UK Gambling Act challenge denied

London’s High Court ruled against a GBGA challenge to the new UK Gambling Act, allowing it to be implemented next month. (Image:

The UK Gambling Act will go into effect next month after a challenge from the Gibraltar Betting and Gaming Association (GBGA) was rejected by the High Court last week. The legal challenge had already been successful in delaying the implementation of the Gambling (Licensing and Advertising) Act from October 1 to November 1, but the ruling means that the legislation will be enforced as anticipated.

“I am of the conclusion that parliament was well within its rights to act as it did,” said Lord Justice Nicholas Green.

GBGA Fails to Make Its Case

In his ruling, Green said that the GBGA failed to show that the new regulations would be illegal under the laws of either the UK or the European Union. He also rejected an alternate plan proposed by the GBGA, a so-called “passporting” plan, that would allow the GBGA to maintain complete licensing control over its operators while agreeing to share data with the UK Gambling Commission (UKGC).

The ruling means that all online gambling operators who wish to conduct business with customers in the United Kingdom will need to hold a license with the gambling commission there by November 1. This won’t be a problem for most companies that wanted to stay in the country, as most believed that they would need to apply for a license by October 1.

The real changes will come into play on December 1. That’s when a new point-of-consumption tax will be implemented in the UK on licensed operators. This will mean that all operators will pay a 15 percent tax on their revenues derived from UK customers, regardless of where they are headquartered or what taxes they may pay in their home nations.

GBGA Still Has Questions

The UKGC was pleased with the decision, as the organization not only beat back the challenge, but was awarded £100,000 ($159,400) to pay for its legal costs.

“We welcome this judgment and can now complete preparations for implementation of the Act on 1 November,” the UKGC wrote in a statement.

Conversely, the GBGA expressed its disappointment with the court’s decision.

“Cross-border regulatory regimes require significant co-ordination and co-operation on key legal and regulatory issues and the UK already had this with the Gibraltar industry, regulator and jurisdiction,” the GBGA said following the ruling. “We maintain this law is not in the best interests of consumers, the industry and the regulator itself and that there are more effective ways of dealing with the challenges of regulation and competition in this sector.”

The GBGA also said that it may be time for European officials to come up with an overarching framework for online gambling.

“We remain concerned the UK regulator will find it difficult to hold companies to account in jurisdictions outside of the EU where it has no legal powers and common legal framework or culture,” the Association statement said. “Given this judgment there is now even greater need for an EU legal framework for online gambling if we are to effectively protect all European consumers, enjoy a common market and avoid each member state deciding alone how to deal with an activity that naturally crosses borders.”

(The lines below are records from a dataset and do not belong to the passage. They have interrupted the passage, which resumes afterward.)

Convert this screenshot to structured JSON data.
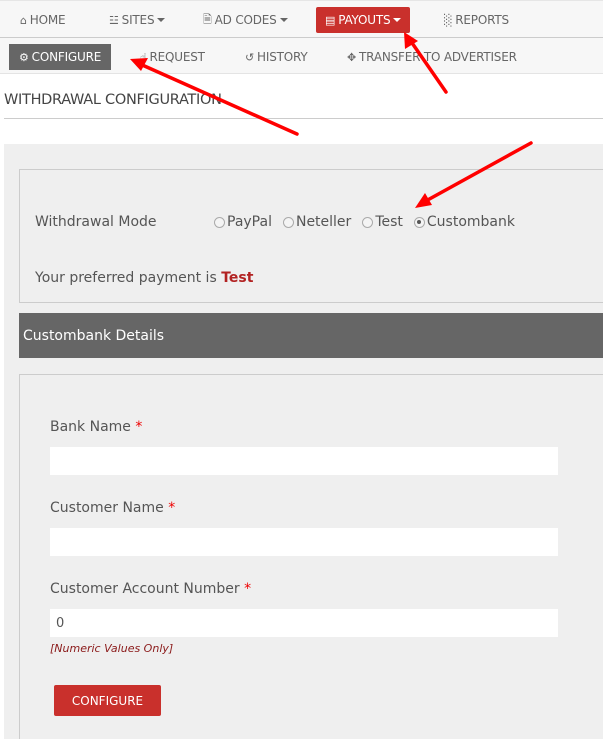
{
  "topnav": {
    "items": [
      {
        "label": "HOME",
        "icon": "home-icon"
      },
      {
        "label": "SITES",
        "icon": "sitemap-icon",
        "dropdown": true
      },
      {
        "label": "AD CODES",
        "icon": "code-file-icon",
        "dropdown": true
      },
      {
        "label": "PAYOUTS",
        "icon": "credit-card-icon",
        "dropdown": true,
        "active": true
      },
      {
        "label": "REPORTS",
        "icon": "bar-chart-icon"
      }
    ]
  },
  "subnav": {
    "items": [
      {
        "label": "CONFIGURE",
        "icon": "gear-icon",
        "active": true
      },
      {
        "label": "REQUEST",
        "icon": "hand-pointer-icon"
      },
      {
        "label": "HISTORY",
        "icon": "history-icon"
      },
      {
        "label": "TRANSFER TO ADVERTISER",
        "icon": "move-icon"
      }
    ]
  },
  "page": {
    "title": "WITHDRAWAL CONFIGURATION"
  },
  "withdrawal": {
    "mode_label": "Withdrawal Mode",
    "options": [
      "PayPal",
      "Neteller",
      "Test",
      "Custombank"
    ],
    "selected": "Custombank",
    "preferred_prefix": "Your preferred payment is",
    "preferred_value": "Test"
  },
  "details": {
    "header": "Custombank Details",
    "fields": [
      {
        "label": "Bank Name",
        "required_mark": "*",
        "value": ""
      },
      {
        "label": "Customer Name",
        "required_mark": "*",
        "value": ""
      },
      {
        "label": "Customer Account Number",
        "required_mark": "*",
        "value": "0"
      }
    ],
    "hint": "[Numeric Values Only]",
    "submit_label": "CONFIGURE"
  },
  "colors": {
    "accent_red": "#c9302c",
    "active_grey": "#666666",
    "annotation_arrow": "#ff0000"
  }
}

The new licensing regime will also require operators to give a legal rationale for their operations in gray markets where they do not hold licenses. These requirements have led some operators to choose not to apply for a UK license, though the majority of major companies plan to stay in the UK market.